- The Oklahoma Book Award winners will be announced at the awards ceremony April 7 in Oklahoma City.
- Sherri Maret is a 1981 Farmington High School graduate who retains many ties to the area.
- Maret credits much of her success to three of her teachers from her days at Farmington High School.
'The Cloud Artist' focuses on young Native artist
FARMINGTON — A Farmington High School graduate and children's author who retains several ties to the area will find out in early April if her most recently published effort is a winner in the 29th annual Oklahoma Book Awards.
Sherri Maret, a 1981 Farmington High School graduate who now lives in Newville, Pennsylvania, had her book "The Cloud Artist" published by Oklahoma City's The RoadRunner Press in September. The book, whose main character is a Native girl who uses the sky for a canvas and clouds for paint, was illustrated by Choctaw artist Merisha Sequoia Clark.
Maret's publisher was so pleased with the book, she entered it in multiple competitions, including the Oklahoma Book Awards, which are presented by the Oklahoma Department of Libraries. "The Cloud Artist" was one of six books named a finalist in the children/young adult category.
The winners will be announced at the awards ceremony April 7 in Oklahoma City.
During a telephone interview from her home on Friday, Maret said she was grateful simply to be considered for the award.
"To win, I don't even think about that," she said. "I'm thrilled."
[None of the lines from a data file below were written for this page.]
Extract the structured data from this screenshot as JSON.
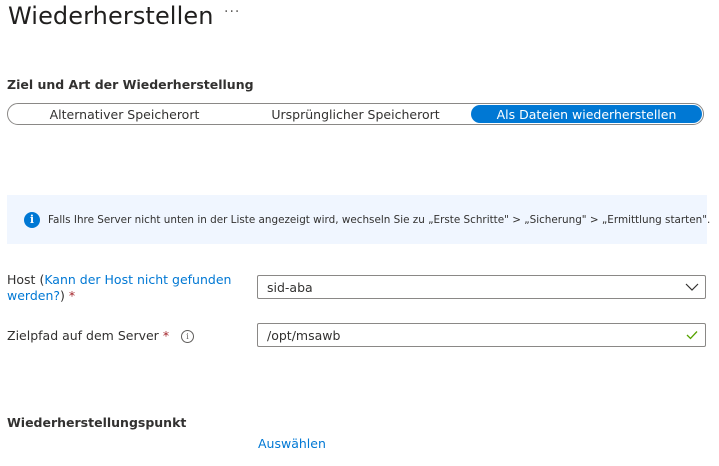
{
  "header": {
    "title": "Wiederherstellen",
    "more_label": "···"
  },
  "restore_target": {
    "heading": "Ziel und Art der Wiederherstellung",
    "options": [
      {
        "label": "Alternativer Speicherort",
        "selected": false
      },
      {
        "label": "Ursprünglicher Speicherort",
        "selected": false
      },
      {
        "label": "Als Dateien wiederherstellen",
        "selected": true
      }
    ]
  },
  "info_banner": {
    "icon": "info-icon",
    "text": "Falls Ihre Server nicht unten in der Liste angezeigt wird, wechseln Sie zu „Erste Schritte\" > „Sicherung\" > „Ermittlung starten\"."
  },
  "form": {
    "host": {
      "label": "Host",
      "link_text": "Kann der Host nicht gefunden werden?",
      "value": "sid-aba",
      "required_mark": "*"
    },
    "target_path": {
      "label": "Zielpfad auf dem Server",
      "required_mark": "*",
      "value": "/opt/msawb"
    }
  },
  "restore_point": {
    "heading": "Wiederherstellungspunkt",
    "select_link": "Auswählen"
  },
  "colors": {
    "accent": "#0078d4",
    "required": "#a4262c",
    "success": "#57a300",
    "banner_bg": "#f0f6ff"
  }
}
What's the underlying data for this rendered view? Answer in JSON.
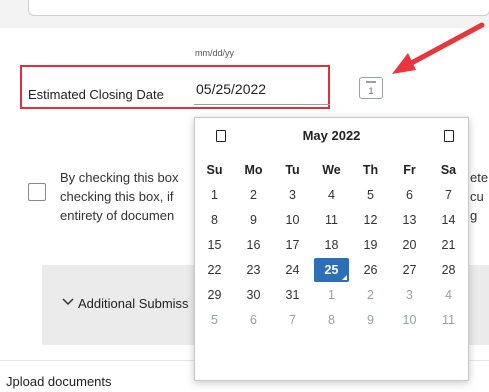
{
  "form": {
    "date_format_hint": "mm/dd/yy",
    "closing_date_label": "Estimated Closing Date",
    "closing_date_value": "05/25/2022",
    "calendar_button_glyph": "1",
    "consent_left": [
      "By checking this box",
      "checking this box, if",
      "entirety of documen"
    ],
    "consent_right": [
      "ete",
      "cu",
      "g"
    ],
    "section_title": "Additional Submiss",
    "upload_label": "Jpload documents"
  },
  "calendar": {
    "month_label": "May 2022",
    "weekdays": [
      "Su",
      "Mo",
      "Tu",
      "We",
      "Th",
      "Fr",
      "Sa"
    ],
    "weeks": [
      [
        {
          "d": "1"
        },
        {
          "d": "2"
        },
        {
          "d": "3"
        },
        {
          "d": "4"
        },
        {
          "d": "5"
        },
        {
          "d": "6"
        },
        {
          "d": "7"
        }
      ],
      [
        {
          "d": "8"
        },
        {
          "d": "9"
        },
        {
          "d": "10"
        },
        {
          "d": "11"
        },
        {
          "d": "12"
        },
        {
          "d": "13"
        },
        {
          "d": "14"
        }
      ],
      [
        {
          "d": "15"
        },
        {
          "d": "16"
        },
        {
          "d": "17"
        },
        {
          "d": "18"
        },
        {
          "d": "19"
        },
        {
          "d": "20"
        },
        {
          "d": "21"
        }
      ],
      [
        {
          "d": "22"
        },
        {
          "d": "23"
        },
        {
          "d": "24"
        },
        {
          "d": "25",
          "selected": true
        },
        {
          "d": "26"
        },
        {
          "d": "27"
        },
        {
          "d": "28"
        }
      ],
      [
        {
          "d": "29"
        },
        {
          "d": "30"
        },
        {
          "d": "31"
        },
        {
          "d": "1",
          "other": true
        },
        {
          "d": "2",
          "other": true
        },
        {
          "d": "3",
          "other": true
        },
        {
          "d": "4",
          "other": true
        }
      ],
      [
        {
          "d": "5",
          "other": true
        },
        {
          "d": "6",
          "other": true
        },
        {
          "d": "7",
          "other": true
        },
        {
          "d": "8",
          "other": true
        },
        {
          "d": "9",
          "other": true
        },
        {
          "d": "10",
          "other": true
        },
        {
          "d": "11",
          "other": true
        }
      ]
    ]
  },
  "colors": {
    "highlight_box": "#e0313b",
    "arrow": "#e8363d",
    "selected_day": "#2c6fb6",
    "section_background": "#ebebeb"
  },
  "icons": {
    "calendar_trigger": "calendar-icon",
    "prev_month": "prev-month-icon",
    "next_month": "next-month-icon",
    "section_toggle": "chevron-down-icon",
    "annotation": "arrow-icon"
  }
}
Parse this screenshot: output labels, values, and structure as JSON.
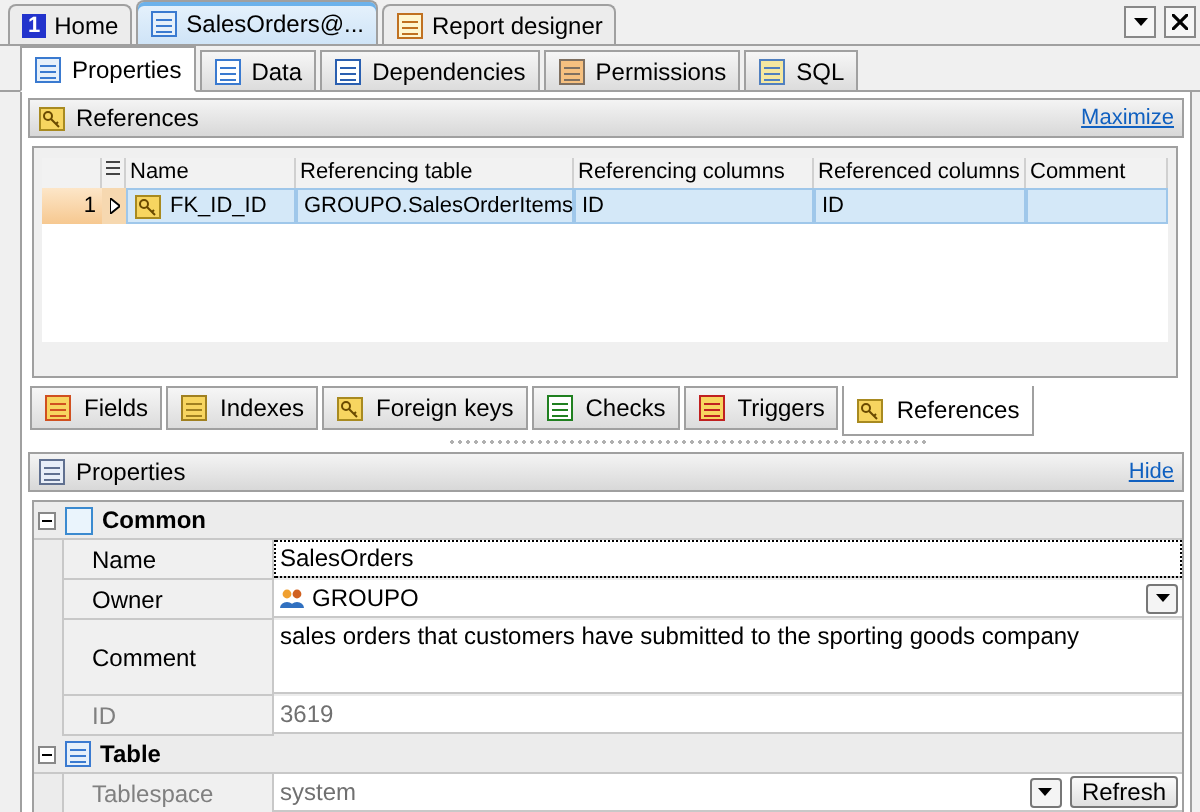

Maret describes the book as partly a work of historical fiction, part fantasy and part tall tale. She was inspired to write it after dreaming that a children's book she had written had been nominated for a prestigious award. She woke up crying with joy, she said and quickly put all the details from her dream down on paper.
"The Cloud Artist" is the result of that dream, she said. Within a couple of months, she had a finished manuscript in the hands of potential publishers, and a couple of months after that, she had a signed contract with The RoadRunner Press.
Though Maret had had another book published before "The Cloud Artist," this is her most successful writing project after a 20-year career as a teacher.
"I was a late bloomer," she said, laughing.
Maret described that first career as stressful and said she came to the realization that all the attention she was devoting to her profession was getting in the way of her dream of becoming a published author.
"Education has just gotten very difficult to deal with," she said. "I just didn't have the energy or time to put myself out there and get published."
So she retired from the classroom and took up writing full time. It's not a decision she regrets.
"I loved teaching kids," she said. "I miss that, but I don't miss all those extraneous things."
“I had some amazing teachers. I do kind of give them credit for giving me the inspiration of what I wanted to do.”
Maret credits much of her success to three of her teachers from her days at Farmington High School — Mary Lemmon (English), Sandra Bell (business) and Doris Johnson (English).
"I had some amazing teachers," she said. "I do kind of give them credit for giving me the inspiration of what I wanted to do."
Maret's ties to Farmington weren't severed when she went off to college and later got married. Her father continued to live here until recently, and she maintains many friendships in the area, including one with Amy Henkenius, owner of Amy's Bookcase in Farmington, where signed copies of "The Cloud Artist" are available for purchase.
The book also allowed Maret to get back in touch with her Native roots, she said, noting that both her maternal grandparents were part Choctaw. The book has been translated into the Choctaw language, and Maret said the experience of becoming immersed in that culture has been gratifying for her.
The book has been very well received among the members of Oklahoma's Choctaw community, she said, and the Metropolitan Library System in Oklahoma City and the Tulsa City-County Library each bought more than a dozen copies. The book's success has led to opportunities for Maret to teach writing workshops in communities around the southern Great Plains – something she said she would love to do in her old hometown.
"I would love to come to Farmington and talk to kids in schools," she said. "It's neat to see kids react to your book."
Mike Easterling is the night editor of The Daily Times. He can be reached at 505-564-4610.